Sodar chuckled appreciatively: ‘He may not be a doctor, but at least he’s not going to steal our money, he told her reassuringly. ‘Oh, he’s a clever man, is Santi. If it were not for him, there would be no drug co-operative at all Now all the money’s been paid back and we have someone to make sure it doesn’t go missing again.
‘Here we are,’ cried Santi triumphantly, brandishing a box and reading from the label: "For treatment of pain and vomiting of bacterial origin". I don’t know what "bacterial origin" means. But you have pain and vomiting, don’t you? Take some of these.’
It was getting dark as Revadi hurried back to her home on the other side of the village. She was worried. She could not afford to get ill like this. Drugs were expensive. Tamgai was cheap, of course. But the cost of that soon mounted up when you took as much as she did. And now she was ill too. If she had to stop work or go to hospital, she wouldn’t be able to earn anything working on other people’s land and they would never be able to pay their debts.

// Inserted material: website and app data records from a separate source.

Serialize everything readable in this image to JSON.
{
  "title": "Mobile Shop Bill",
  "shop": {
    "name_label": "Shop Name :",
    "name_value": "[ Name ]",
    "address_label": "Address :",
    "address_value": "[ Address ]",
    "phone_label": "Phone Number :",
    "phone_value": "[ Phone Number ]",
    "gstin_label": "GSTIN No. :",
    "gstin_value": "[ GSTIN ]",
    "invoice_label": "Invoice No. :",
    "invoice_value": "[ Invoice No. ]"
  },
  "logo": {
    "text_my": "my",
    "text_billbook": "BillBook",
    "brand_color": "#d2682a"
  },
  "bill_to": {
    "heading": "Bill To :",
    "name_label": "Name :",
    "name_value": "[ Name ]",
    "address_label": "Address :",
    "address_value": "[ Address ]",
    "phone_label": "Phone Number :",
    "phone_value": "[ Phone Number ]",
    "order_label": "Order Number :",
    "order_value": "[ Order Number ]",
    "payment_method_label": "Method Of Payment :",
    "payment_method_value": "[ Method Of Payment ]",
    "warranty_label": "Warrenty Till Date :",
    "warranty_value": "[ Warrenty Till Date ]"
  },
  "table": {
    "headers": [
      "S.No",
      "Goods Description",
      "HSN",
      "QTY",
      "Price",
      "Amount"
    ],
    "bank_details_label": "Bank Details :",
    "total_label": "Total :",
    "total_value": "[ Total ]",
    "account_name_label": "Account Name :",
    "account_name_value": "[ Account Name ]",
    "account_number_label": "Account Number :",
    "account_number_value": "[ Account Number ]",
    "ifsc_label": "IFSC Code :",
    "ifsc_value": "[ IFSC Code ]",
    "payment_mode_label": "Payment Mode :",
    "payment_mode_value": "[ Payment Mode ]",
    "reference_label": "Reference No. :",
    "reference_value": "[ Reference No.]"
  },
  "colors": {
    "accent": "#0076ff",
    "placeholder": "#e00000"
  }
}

She wondered uneasily what was wrong with her. Her father had died of a peptic ulcer and she thought she remembered him holding his stomach in pain - and vomiting too - just like she was. And what was it the doctor had told her mother when she went to bring his body back from the hospital? Something about too much Tamgai? No, that couldn’t be true. The government wouldn’t allow dangerous drugs to be sold, would they?